In this manner, this new chapter will hopefully lead to both timely research and more effective solutions should a nuclear disaster happen again.

###

Reference

Title: Environmental Transfer of Radionuclides in Japan following the Accident at the Fukushima Daiichi Nuclear Power Plant, Chapter 5 “Forest ecosystems”

Published in: International Atomic Energy Agency, IAEA TECDOC no. 1927

Link (open access): https://www.iaea.org/publications/14751/environmental-transfer-of-radionuclides-in-japan-following-the-accident-at-the-fukushima-daiichi-nuclear-power-plant

About the Forestry and Forest Products Research Institute, Japan

Inaugurated as a unit for forest experiments in Tokyo in 1905, the Forestry and Forest Products Research Institute (FFPRI) was largely reorganized in 1988, when it received its current name.
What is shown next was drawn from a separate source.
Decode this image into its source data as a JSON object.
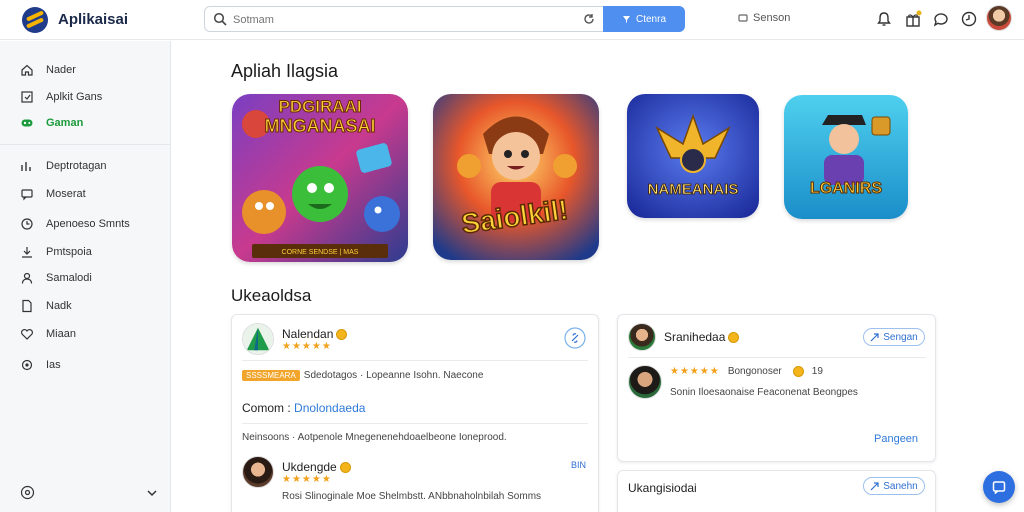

During its history of over 110 years, the FFPRI has been conducting interdisciplinary research on forests, forestry, the timber industry, and tree breeding with an agenda based around sustainable development goals. The FFPRI is currently looking to collaborate with more diverse stakeholders, such as international organizations, government agencies, and industry and academic leaders, to conduct much needed forest-related research and make sure we preserve these renewable resources. Website: https://www.ffpri.affrc.go.jp/ffpri/en/index.html

About Dr. Shoji Hashimoto from the Forestry and Forest Products Research Institute, Japan

Shoji Hashimoto obtained Master’s and PhD degrees from The University of Tokyo, Japan, in 2001 and 2004, respectively. In 2005, he joined the Forestry and Forest Products Research Institute, Japan, where he now works as Senior Researcher. He is also Associate Professor at The University of Tokyo. He has published over 50 papers and is a referee for over 30 scientific journals. His main research interests are soil and forest science, environmental dynamics, and climate change, among others. Hashimoto has also been an organizer for various events, including two Symposiums on Fukushima Forests and the Japan?Finland Joint Seminar, and serves as the coordinator of a radioecology unit in International Union of Forest Research Organizations (IUFRO).

https://www.eurekalert.org/pub_releases/2021-02/fafp-dor020221.php?fbclid=IwAR0naTuQ7-QqY9KtR9zrGX1ZbVyHjyuoTI_gBnXiDGMx2zHMolY48eRjNrM

February 14, 2021 Posted by | Fukushima 2021 | , , | Leave a comment

Fukushima forests contain ‘most of 2011 accident cesium’

March 12, 2019

A study has found that forests contain most of the radioactive cesium released during the 2011 Fukushima Daiichi nuclear accident.

About 70 percent of the cesium released into the environment is believed to have accumulated in forests near the plant.

There has been concern that the radioactive substance could spread to residential and farming areas, because little progress has been made in decontaminating the forests.

March 18, 2019 Posted by | fukushima 2019 | , , , | Leave a comment